Exercise >> If a line in the data below contains "Grid", copy it.
[[ Stored data open ]]
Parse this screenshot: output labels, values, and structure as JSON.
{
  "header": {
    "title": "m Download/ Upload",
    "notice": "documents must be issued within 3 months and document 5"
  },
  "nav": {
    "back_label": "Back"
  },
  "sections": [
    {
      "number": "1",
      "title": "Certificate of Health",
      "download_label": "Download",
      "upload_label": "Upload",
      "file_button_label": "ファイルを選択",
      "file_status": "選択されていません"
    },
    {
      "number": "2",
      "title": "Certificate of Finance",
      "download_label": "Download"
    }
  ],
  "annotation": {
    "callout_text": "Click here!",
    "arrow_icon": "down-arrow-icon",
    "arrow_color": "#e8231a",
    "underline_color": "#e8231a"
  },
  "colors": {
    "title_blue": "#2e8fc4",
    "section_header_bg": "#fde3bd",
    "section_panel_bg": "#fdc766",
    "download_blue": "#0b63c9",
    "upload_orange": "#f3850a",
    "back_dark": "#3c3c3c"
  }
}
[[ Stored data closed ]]
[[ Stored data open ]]
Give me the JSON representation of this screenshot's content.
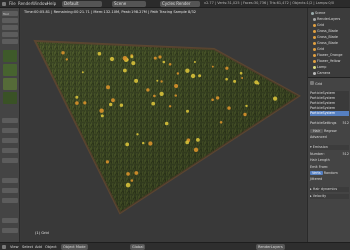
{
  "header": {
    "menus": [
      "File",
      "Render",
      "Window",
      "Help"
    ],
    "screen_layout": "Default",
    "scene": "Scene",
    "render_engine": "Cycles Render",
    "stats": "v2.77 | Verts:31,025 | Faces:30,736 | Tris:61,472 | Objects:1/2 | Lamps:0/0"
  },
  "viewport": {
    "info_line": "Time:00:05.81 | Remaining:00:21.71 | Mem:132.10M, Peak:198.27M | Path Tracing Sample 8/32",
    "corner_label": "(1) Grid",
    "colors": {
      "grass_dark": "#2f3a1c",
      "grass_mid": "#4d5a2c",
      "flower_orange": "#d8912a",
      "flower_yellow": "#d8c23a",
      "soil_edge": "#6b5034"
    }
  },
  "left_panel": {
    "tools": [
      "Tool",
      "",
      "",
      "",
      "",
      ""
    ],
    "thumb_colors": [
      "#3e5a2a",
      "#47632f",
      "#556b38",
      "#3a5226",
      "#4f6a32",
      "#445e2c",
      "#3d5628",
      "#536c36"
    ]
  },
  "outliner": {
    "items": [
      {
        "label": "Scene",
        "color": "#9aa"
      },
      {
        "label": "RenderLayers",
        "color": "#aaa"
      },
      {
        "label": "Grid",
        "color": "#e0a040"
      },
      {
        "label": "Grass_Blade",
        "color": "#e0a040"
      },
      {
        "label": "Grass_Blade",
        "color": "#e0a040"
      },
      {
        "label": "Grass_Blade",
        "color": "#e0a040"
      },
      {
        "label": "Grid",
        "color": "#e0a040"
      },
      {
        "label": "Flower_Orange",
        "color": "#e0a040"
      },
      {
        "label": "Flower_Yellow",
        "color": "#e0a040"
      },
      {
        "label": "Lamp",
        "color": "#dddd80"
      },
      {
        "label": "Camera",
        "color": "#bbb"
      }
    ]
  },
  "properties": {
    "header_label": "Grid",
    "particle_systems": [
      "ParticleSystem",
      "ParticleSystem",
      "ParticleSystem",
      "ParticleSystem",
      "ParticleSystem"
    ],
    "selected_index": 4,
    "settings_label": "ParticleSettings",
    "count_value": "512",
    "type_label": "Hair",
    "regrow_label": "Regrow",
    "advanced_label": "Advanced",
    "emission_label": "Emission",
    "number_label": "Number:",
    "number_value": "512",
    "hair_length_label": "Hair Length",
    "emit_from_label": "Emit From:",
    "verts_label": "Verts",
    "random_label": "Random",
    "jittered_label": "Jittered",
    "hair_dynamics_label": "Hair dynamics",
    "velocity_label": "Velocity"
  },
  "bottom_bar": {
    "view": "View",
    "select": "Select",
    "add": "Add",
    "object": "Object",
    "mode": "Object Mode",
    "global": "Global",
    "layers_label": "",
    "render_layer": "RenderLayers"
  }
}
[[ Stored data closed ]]
Task answer >>
    "corner_label": "(1) Grid",
        "label": "Grid",
        "label": "Grid",
    "header_label": "Grid",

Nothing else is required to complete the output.